Who Will Buy A Steam Machine?
The console market is notoriously unfriendly to newcomers, but Valve's entry is among the most unusual to date.
The Seattle-based developer is an interesting company, a rare hybridization of game studio and platform holder, and their success in each market cannot be overstated. Steam dominates the PC game distribution market, but until now Valve has grown its platform without any dedicated hardware. A change is in the air with the launch of Steam Machines, a series of mostly hideous devices from a variety of manufacturers dedicated to running Valve's new proprietary SteamOS. The devices at their core are high end gaming PCs masquerading as consoles, tucked away in a more familiar form factor to win over prospective console buyers.
The proposition seems bizarre at first, but begins to make sense when considering Valve's expansion goals for their ecosystem's reach, the Steam platform's key strength. Valve is often compared to Google for choosing an Android-like approach to platform development (more on that later), but I see more similarities to Amazon. The Steam ecosystem is their bread and butter, and now that they have conquered PC, Mac, and Linux, the next obvious target is the television set. Valve hopes the Steam Machines will introduce a new audience to Steam, just like Amazon hoped the Kindle Fire would extend their ecosystem's reach to the tablet space.
I am not convinced however, that their offerings match most game consoles' fundamental strengths. Console owners buy consoles because they can play most major game releases without hassle. There is no need to buy new graphics cards, and no need to fiddle around with display settings. They just work. The Steam Machines vary greatly in cost and components, and present a plethora of awfully confusing choices to the customer. The choice to buy a console is a vote for a simple to understand experience, and though buying a Steam Machine is a far cry from building a custom gaming rig, the purchasing decision is significantly more complex than choosing between an XBOX One and PS4.

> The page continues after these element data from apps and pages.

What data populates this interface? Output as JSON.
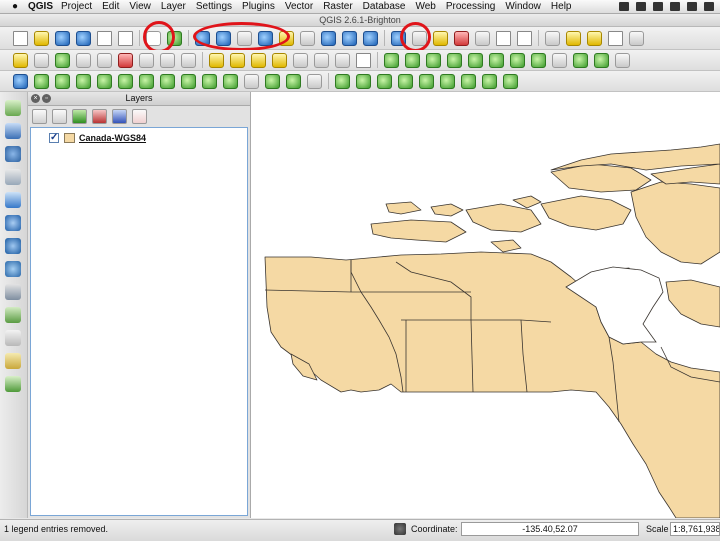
{
  "menubar": {
    "app_name": "QGIS",
    "items": [
      "Project",
      "Edit",
      "View",
      "Layer",
      "Settings",
      "Plugins",
      "Vector",
      "Raster",
      "Database",
      "Web",
      "Processing",
      "Window",
      "Help"
    ]
  },
  "window": {
    "title": "QGIS 2.6.1-Brighton"
  },
  "toolbar_icons": {
    "row1": [
      "new-project-icon",
      "open-project-icon",
      "save-project-icon",
      "save-as-icon",
      "new-print-composer-icon",
      "composer-manager-icon",
      "pan-hand-icon",
      "pan-to-selection-icon",
      "zoom-in-icon",
      "zoom-out-icon",
      "zoom-actual-size-icon",
      "zoom-full-icon",
      "zoom-to-selection-icon",
      "zoom-to-layer-icon",
      "zoom-last-icon",
      "zoom-next-icon",
      "refresh-icon",
      "identify-icon",
      "action-icon",
      "select-icon",
      "deselect-icon",
      "expression-icon",
      "attribute-table-icon",
      "field-calculator-icon",
      "measure-icon",
      "map-tips-icon",
      "bookmark-icon",
      "show-bookmarks-icon",
      "text-annotation-icon"
    ],
    "highlighted": [
      "pan-hand-icon",
      "zoom-group",
      "identify-icon"
    ]
  },
  "layers_panel": {
    "title": "Layers",
    "layer": {
      "name": "Canada-WGS84",
      "checked": true,
      "fill_color": "#f5d9a4"
    }
  },
  "map": {
    "land_color": "#f5d9a4",
    "border_color": "#3a3530",
    "water_color": "#ffffff"
  },
  "highlight_color": "#e0141a",
  "statusbar": {
    "message": "1 legend entries removed.",
    "coordinate_label": "Coordinate:",
    "coordinate_value": "-135.40,52.07",
    "scale_label": "Scale",
    "scale_value": "1:8,761,938"
  }
}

Even if we look past the purchasing options, these machines target a sub-market of a sub-market. There is a market for people who play games, which includes just about everyone who owns a recent device with a screen attached. Then, there is a sub-market for people who play console games, which is divided into two other sub-markets: family (Nintendo) and high-end (Sony and Microsoft). Valve is also gunning for the high end, but they are betting that a large portion of console owners are so intrigued by Steam and PC games that they will jump ship or buy a Steam Machine as a complimentary device. I have a hard time believing this is the case. Most people who buy consoles value the ability to easily play the latest games over minor performance increases, and those that do want superb performance probably have custom gaming rigs. Their choices have already been made.
A few have likened this early dose of Steam Machines to early Android handsets, and while it is true that Steam Machines and Android both feature hardware independent operating systems, Android had a significant advantage in availability and cost. Most early Android phones matched or undercut the iPhone in price, and were originally available on more carriers than the iPhone. The carrier concept of course does not exist in the console market, but price certainly does, and even the cheapest Steam Machine costs one hundred dollars more than the PS4.
I imagine that the Steam Machines will bring modest disruption in the console space, but not the paradigm shift we desire. I could be wrong (it is always tough to question the strength of Valve's ecosystem), but the promise of these devices simply isn't big enough.
If we are going to see a truly disruptive device in the console market, it will not be a dedicated gaming device. The surest way to expand the market size is to sell a general purpose device that can also play high end games, but until then console manufacturers will continue to shift around customers without gaining a significantly larger audience.
We have already seen this type of disruption in the portable space. Lots of people have smart phones and smart phones can play games, so unsurprisingly more people are playing games but fewer are buying dedicated gaming handhelds. No company has made a good smart TV yet, but Apple seems best positioned to do so with their strong software ecosystem and ability to produce quality hardware. Only time will tell.
Despite all of their blunders leading up to the XBOX One launch, Microsoft came closest to envisioning the future of game consoles, but they had it backwards. The XBOX One is primarily a game machine that can also access other sources of living room entertainment. The XBOX brand though, will always be identified as a video game brand. No one will buy their new machine to mainly watch Netflix and then realize there are quality games available. If you are buying a game console, you are buying it to play games.
While I am intrigued by Steam Machines, microconsoles, and the other various new boxes promising to disrupt the console industry, the best the current crop can do is battle for the remainder of its existing audience. One day a device will turn the console market on its head and grow the audience exponentially, but of this I am confident - it will not be made specifically to play games.